The reverse phase high performance liquid chromatographic (RP-HPLC) method for the analysis of dexrazoxane from their formulations was found to be accurate and precise. Thus, the proposed HPLC method can be successfully applied for the routine quality control analysis of dexrazoxane formulations.
The authors are thankful to the Krishna University, Machilipatnam, for providing necessary facilities to carry out this work.
- Karin J, Timo B, Franziska M, Hans-Joachim S. Anthracycline extravasation injuries: Management with dexrazoxane. Ther Clin Risk Manag 2009;5:361-6.
- Langer SW, Sehested M, Jensen PB. Dexrazoxane is a potent and specific inhibitor of anthracycline induced subcutaneous lesions in mice. Ann Oncol 2001;12:405-10.
- Hasinoff BB, Abram ME, Barnabé N, Khélifa T, Allan WP, Yalowich JC. The catalytic DNA topoisomerase II inhibitor dexrazoxane (ICRF-187) induces differentiation and apoptosis in human leukemia K562 cells.
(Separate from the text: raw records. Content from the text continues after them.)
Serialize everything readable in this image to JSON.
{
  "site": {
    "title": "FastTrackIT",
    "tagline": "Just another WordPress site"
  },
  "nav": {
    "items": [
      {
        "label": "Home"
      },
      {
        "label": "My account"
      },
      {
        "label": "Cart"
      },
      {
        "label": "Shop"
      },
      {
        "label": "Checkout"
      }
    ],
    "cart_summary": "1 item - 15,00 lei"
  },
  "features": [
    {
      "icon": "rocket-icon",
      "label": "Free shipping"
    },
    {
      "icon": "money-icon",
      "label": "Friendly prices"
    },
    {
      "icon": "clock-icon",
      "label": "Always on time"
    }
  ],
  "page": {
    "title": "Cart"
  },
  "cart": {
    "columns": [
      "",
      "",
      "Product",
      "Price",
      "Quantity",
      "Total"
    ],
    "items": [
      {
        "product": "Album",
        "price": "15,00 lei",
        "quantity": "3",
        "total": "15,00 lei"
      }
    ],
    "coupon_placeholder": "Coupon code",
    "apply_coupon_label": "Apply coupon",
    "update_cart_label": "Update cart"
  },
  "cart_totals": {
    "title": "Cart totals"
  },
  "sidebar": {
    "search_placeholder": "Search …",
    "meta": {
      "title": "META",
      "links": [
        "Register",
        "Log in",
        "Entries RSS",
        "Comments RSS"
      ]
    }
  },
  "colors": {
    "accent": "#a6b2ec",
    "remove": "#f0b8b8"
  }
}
Mol Pharmacol 2001;59:453-61.
- Rosing H, van Gijn R, ten Bokkel Huinink WW, Beijnen JH. High Performance Liquid Chromatographic Analysis of the Cardioprotective Agent Dexrazoxane in Human Plasma and Urine. J Liq Chromatogr Relat Technol 1997;20:583-601.
- Hasinoff BB, Kellmann K, Herman EH, Ferrans VJ. Chemical, biological an clinical aspects of Dexrazoxane and other Bisdioxopiperazines. Curr Med Chem 1998;5:1-28.
- Mouridsen HT, Langer SW, Buter J, Eidtmann H, Rosti G, de Wit M, etal. Treatment of anthracycline extravasation with Savene (dexrazoxane): Results from two prospective clinical multicentre studies. Ann Oncol 2007;18:546-50.
- Schulmeister L. Extravasation management: Clinical update. Semin Oncol Nurs 2011;27:82-90.
- Vos FY, Lesterhuis WJ, Brüggemann RJ, Graaf WT. Recovery of symptomatic extravasation of liposomal doxorubicin after dexrazoxane treatment. Anticancer Drugs 2012;23:139-40.
- Bakheet SA, Attia SM, Al-Rasheed NM, Al-Harbi MM, Ashour AE, Korashy HM, etal. Salubrious effects of dexrazoxane against teniposide-induced DNA damage and programmed cell death in murine marrow cells. Mutagenesis 2011;26:533-43.
- Junjing Z, Yan Z, Baolu Z. Scavenging effects of dexrazoxane on free radicals. J Clin Biochem Nutr 2010;47:238-45.
- Cascales A, Sánchez-Vega B, Navarro N, Pastor-Quirante F, Corral J, Vicente V, etal. Clinical and genetic determinants of anthracycline-induced cardiac iron accumulation. Int J Cardiol 2012;154:282-6.
- George L. HPLC methods for recently approved pharmaceuticals. Hoboken, New Jersey: Published by John Wiley and Sons, Inc.; 2005. p. 172-3.
- Rosing H, ten Bokkel Huinink WW, van Gijn R, Rombouts RF, Bult A, Beijnen JH. Comparative open, randomized, cross-over bioequivalence study of two intravenous dexrazoxane formulations (Cardioxane and ICRF-187) in patients with advanced breast cancer, treated with 5-luorouracil-doxorubicin-cyclophosphamide (FDC). Eur J Drug Metab Pharmacokinet 1999;24:69-77.
- Brier ME, Gaylor SK, McGovren JP, Glue P, Fang A, Aronoff GR. Pharmacokinetics of dexrazoxane in subjects with impaired kidney function. J Clin Pharmacol 2011; 51:731-8